%%

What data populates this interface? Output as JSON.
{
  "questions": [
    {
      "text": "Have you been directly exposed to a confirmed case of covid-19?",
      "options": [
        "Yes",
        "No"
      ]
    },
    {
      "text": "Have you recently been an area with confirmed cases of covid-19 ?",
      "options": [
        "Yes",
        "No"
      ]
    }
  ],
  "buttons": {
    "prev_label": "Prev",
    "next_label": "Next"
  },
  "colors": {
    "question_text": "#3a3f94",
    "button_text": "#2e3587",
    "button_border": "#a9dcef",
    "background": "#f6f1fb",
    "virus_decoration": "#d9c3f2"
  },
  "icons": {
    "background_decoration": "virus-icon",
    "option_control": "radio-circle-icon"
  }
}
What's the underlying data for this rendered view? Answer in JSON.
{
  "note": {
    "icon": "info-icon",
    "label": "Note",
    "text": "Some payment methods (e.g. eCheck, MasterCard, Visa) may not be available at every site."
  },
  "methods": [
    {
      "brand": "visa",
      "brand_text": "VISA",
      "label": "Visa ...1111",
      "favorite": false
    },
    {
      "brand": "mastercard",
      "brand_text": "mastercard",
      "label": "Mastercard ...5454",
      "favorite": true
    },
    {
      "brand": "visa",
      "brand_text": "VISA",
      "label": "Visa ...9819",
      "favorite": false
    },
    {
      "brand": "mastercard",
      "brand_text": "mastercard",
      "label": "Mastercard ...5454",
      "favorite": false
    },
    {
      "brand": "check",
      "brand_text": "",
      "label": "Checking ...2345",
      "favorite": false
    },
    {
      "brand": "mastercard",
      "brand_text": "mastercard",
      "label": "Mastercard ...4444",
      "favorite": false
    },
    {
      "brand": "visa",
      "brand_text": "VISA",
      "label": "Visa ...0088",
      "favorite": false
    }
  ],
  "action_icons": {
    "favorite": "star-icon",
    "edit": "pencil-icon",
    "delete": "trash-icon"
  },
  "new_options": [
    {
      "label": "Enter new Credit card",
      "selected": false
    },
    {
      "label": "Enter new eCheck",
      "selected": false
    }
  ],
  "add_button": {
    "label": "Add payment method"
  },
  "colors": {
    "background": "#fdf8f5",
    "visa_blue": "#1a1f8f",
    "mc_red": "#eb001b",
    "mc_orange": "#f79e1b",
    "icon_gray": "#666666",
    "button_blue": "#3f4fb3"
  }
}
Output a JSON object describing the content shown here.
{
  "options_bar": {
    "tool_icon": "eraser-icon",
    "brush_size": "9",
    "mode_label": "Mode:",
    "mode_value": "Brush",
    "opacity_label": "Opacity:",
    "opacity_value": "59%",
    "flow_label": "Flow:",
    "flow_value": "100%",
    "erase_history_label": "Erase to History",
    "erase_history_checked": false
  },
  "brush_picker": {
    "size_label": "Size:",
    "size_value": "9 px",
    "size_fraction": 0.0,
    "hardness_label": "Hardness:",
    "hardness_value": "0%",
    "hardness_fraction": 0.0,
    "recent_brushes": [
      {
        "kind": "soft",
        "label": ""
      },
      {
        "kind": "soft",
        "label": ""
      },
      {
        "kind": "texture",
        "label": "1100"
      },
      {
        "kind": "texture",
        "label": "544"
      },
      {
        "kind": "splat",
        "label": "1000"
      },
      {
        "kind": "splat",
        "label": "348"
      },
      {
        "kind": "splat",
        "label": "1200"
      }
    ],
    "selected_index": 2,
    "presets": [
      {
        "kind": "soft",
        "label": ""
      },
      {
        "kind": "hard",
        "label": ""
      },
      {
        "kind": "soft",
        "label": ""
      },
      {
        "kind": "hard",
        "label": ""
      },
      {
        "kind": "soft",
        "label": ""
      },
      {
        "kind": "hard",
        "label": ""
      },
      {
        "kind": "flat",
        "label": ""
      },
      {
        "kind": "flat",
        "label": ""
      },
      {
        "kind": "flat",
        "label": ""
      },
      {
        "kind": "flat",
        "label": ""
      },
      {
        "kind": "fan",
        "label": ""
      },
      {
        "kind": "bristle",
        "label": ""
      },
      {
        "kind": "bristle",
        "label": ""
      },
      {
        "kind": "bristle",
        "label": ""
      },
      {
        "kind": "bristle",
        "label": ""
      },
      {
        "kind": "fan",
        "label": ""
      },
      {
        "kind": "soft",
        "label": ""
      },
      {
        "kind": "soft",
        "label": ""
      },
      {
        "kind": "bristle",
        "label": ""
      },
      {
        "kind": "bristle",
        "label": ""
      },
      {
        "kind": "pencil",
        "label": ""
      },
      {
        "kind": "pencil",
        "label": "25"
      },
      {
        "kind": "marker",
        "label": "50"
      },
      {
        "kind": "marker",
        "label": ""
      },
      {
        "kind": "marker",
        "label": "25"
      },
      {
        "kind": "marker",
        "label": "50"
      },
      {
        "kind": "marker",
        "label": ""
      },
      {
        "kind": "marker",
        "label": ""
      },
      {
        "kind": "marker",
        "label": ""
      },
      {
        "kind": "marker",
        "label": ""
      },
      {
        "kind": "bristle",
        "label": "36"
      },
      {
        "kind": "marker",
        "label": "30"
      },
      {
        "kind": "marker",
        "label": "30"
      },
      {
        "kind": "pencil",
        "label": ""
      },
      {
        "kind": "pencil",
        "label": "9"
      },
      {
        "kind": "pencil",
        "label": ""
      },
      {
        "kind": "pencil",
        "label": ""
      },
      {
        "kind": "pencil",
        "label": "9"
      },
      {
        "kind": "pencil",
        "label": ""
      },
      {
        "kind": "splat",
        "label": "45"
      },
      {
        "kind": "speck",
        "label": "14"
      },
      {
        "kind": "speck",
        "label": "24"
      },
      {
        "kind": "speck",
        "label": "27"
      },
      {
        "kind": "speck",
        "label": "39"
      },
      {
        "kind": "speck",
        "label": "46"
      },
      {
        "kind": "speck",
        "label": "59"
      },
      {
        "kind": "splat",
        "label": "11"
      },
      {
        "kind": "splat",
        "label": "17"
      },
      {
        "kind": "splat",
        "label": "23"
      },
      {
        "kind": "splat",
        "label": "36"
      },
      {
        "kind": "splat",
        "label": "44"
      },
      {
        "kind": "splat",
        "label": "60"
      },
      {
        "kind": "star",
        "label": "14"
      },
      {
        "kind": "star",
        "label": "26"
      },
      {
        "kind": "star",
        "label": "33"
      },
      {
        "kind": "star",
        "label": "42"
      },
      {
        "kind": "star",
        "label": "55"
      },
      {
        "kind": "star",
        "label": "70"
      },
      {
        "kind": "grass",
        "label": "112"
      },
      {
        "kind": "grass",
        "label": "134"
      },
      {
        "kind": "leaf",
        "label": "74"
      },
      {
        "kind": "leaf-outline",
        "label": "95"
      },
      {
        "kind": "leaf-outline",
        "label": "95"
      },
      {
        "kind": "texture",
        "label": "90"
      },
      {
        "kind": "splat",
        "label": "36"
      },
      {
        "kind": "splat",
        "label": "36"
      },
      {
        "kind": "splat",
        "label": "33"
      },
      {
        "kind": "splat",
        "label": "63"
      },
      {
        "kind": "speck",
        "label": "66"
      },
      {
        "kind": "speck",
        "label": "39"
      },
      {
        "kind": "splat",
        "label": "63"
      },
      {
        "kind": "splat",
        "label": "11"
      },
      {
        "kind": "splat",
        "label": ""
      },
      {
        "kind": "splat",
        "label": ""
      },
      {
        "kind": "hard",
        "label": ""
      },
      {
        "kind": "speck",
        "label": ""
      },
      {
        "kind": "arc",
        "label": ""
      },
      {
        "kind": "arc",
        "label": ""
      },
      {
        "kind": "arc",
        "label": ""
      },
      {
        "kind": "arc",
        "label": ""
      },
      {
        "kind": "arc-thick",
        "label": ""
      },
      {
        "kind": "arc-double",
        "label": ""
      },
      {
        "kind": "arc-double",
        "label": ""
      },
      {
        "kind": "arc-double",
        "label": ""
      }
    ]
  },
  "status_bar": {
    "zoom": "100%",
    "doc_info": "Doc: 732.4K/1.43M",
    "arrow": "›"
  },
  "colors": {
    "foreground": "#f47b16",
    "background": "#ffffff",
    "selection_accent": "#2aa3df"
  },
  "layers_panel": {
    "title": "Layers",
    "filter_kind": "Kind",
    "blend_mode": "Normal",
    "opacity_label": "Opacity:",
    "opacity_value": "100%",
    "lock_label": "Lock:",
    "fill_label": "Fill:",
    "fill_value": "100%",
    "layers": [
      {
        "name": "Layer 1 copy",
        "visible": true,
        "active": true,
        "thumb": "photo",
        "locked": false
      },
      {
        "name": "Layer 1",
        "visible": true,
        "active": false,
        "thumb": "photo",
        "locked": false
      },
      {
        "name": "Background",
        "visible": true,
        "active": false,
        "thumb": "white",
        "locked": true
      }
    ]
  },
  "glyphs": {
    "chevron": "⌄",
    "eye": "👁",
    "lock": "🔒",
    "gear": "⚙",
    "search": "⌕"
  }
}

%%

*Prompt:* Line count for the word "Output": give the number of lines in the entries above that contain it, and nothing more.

*Answer section:* 2